Start of Block
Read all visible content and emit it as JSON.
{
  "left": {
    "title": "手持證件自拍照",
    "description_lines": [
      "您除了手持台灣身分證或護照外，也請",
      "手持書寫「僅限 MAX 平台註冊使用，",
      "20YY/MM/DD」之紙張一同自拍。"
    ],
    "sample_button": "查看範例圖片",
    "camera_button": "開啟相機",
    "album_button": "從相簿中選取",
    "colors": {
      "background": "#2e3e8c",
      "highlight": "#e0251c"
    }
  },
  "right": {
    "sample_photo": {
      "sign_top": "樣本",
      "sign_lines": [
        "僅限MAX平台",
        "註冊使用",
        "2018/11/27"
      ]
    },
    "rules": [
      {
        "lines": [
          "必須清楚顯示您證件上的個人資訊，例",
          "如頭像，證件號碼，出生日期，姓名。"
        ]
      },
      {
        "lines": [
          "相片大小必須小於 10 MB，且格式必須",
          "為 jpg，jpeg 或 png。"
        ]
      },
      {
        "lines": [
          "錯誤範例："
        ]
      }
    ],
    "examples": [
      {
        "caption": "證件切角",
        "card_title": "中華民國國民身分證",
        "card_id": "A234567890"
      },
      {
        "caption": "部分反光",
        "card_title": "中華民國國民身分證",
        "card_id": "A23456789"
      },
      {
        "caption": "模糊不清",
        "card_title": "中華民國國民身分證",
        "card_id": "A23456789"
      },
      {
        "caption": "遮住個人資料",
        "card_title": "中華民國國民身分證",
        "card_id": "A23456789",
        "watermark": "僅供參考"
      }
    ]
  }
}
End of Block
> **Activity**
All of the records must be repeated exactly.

> **Task answer**
Read all visible content and emit it as JSON.
{
  "left": {
    "title": "手持證件自拍照",
    "description_lines": [
      "您除了手持台灣身分證或護照外，也請",
      "手持書寫「僅限 MAX 平台註冊使用，",
      "20YY/MM/DD」之紙張一同自拍。"
    ],
    "sample_button": "查看範例圖片",
    "camera_button": "開啟相機",
    "album_button": "從相簿中選取",
    "colors": {
      "background": "#2e3e8c",
      "highlight": "#e0251c"
    }
  },
  "right": {
    "sample_photo": {
      "sign_top": "樣本",
      "sign_lines": [
        "僅限MAX平台",
        "註冊使用",
        "2018/11/27"
      ]
    },
    "rules": [
      {
        "lines": [
          "必須清楚顯示您證件上的個人資訊，例",
          "如頭像，證件號碼，出生日期，姓名。"
        ]
      },
      {
        "lines": [
          "相片大小必須小於 10 MB，且格式必須",
          "為 jpg，jpeg 或 png。"
        ]
      },
      {
        "lines": [
          "錯誤範例："
        ]
      }
    ],
    "examples": [
      {
        "caption": "證件切角",
        "card_title": "中華民國國民身分證",
        "card_id": "A234567890"
      },
      {
        "caption": "部分反光",
        "card_title": "中華民國國民身分證",
        "card_id": "A23456789"
      },
      {
        "caption": "模糊不清",
        "card_title": "中華民國國民身分證",
        "card_id": "A23456789"
      },
      {
        "caption": "遮住個人資料",
        "card_title": "中華民國國民身分證",
        "card_id": "A23456789",
        "watermark": "僅供參考"
      }
    ]
  }
}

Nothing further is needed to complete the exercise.